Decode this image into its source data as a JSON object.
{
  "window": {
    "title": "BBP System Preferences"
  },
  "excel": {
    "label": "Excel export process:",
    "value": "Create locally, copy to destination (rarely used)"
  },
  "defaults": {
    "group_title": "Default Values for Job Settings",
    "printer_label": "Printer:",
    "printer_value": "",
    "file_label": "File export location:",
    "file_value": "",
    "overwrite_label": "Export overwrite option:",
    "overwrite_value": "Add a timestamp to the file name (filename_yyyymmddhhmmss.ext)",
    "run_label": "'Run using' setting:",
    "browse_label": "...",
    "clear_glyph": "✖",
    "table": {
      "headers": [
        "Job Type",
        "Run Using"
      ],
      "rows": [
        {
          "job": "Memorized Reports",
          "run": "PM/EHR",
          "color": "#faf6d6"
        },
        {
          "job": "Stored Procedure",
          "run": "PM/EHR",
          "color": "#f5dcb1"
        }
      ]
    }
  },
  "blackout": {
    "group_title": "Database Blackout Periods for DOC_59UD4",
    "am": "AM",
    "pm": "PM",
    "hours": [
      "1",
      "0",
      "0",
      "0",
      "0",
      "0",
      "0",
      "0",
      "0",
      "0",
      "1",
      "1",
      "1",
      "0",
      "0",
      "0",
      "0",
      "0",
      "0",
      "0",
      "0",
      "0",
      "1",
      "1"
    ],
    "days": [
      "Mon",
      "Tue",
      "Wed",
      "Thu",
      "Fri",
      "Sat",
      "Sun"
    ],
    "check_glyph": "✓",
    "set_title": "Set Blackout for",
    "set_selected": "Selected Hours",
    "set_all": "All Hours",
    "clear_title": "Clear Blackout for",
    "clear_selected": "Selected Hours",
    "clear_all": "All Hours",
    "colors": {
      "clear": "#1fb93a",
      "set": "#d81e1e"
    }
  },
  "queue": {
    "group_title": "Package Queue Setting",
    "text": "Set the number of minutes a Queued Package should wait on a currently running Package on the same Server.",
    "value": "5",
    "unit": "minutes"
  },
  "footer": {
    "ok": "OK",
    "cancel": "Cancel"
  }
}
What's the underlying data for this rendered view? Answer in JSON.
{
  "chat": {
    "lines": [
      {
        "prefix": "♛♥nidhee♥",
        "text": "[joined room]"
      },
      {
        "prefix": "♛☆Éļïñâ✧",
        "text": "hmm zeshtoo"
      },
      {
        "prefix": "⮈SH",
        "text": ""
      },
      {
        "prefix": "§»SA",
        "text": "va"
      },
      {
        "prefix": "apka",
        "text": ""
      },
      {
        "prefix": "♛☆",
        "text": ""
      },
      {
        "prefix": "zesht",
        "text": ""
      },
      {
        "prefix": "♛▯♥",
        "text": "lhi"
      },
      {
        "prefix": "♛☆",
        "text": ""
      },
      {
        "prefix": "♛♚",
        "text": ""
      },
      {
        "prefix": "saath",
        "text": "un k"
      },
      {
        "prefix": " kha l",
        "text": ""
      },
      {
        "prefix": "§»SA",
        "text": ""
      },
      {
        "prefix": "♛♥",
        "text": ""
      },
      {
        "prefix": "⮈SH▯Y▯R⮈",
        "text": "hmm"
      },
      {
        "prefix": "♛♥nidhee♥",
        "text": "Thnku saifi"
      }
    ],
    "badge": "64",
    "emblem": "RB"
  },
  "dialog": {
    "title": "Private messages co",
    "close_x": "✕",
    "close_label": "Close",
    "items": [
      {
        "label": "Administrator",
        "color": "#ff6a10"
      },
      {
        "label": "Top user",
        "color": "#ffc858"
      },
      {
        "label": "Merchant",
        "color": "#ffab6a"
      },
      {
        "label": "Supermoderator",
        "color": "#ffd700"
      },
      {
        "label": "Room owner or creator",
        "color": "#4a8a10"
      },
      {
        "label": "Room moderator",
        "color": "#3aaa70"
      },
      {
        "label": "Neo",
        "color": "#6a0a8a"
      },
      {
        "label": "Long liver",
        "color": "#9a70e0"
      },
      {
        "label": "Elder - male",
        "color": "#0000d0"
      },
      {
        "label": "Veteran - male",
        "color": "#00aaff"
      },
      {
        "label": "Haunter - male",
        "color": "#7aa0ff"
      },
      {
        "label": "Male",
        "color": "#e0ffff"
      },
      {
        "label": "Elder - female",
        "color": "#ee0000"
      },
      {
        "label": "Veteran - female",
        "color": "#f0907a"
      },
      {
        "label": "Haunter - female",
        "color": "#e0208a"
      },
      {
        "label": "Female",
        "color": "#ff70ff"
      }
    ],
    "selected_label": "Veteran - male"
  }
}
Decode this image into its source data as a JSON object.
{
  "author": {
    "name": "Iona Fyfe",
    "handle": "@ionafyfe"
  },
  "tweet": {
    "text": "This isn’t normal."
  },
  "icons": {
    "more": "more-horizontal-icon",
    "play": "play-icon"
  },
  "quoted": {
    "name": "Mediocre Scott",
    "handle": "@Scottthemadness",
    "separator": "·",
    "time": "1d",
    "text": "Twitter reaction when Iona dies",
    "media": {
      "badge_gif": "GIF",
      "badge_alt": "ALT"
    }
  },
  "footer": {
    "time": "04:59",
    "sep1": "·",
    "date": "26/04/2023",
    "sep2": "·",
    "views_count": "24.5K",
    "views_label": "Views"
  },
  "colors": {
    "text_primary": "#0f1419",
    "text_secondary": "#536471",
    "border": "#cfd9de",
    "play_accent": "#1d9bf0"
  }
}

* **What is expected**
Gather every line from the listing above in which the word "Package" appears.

* **Problem solution**
    "group_title": "Package Queue Setting",
    "text": "Set the number of minutes a Queued Package should wait on a currently running Package on the same Server.",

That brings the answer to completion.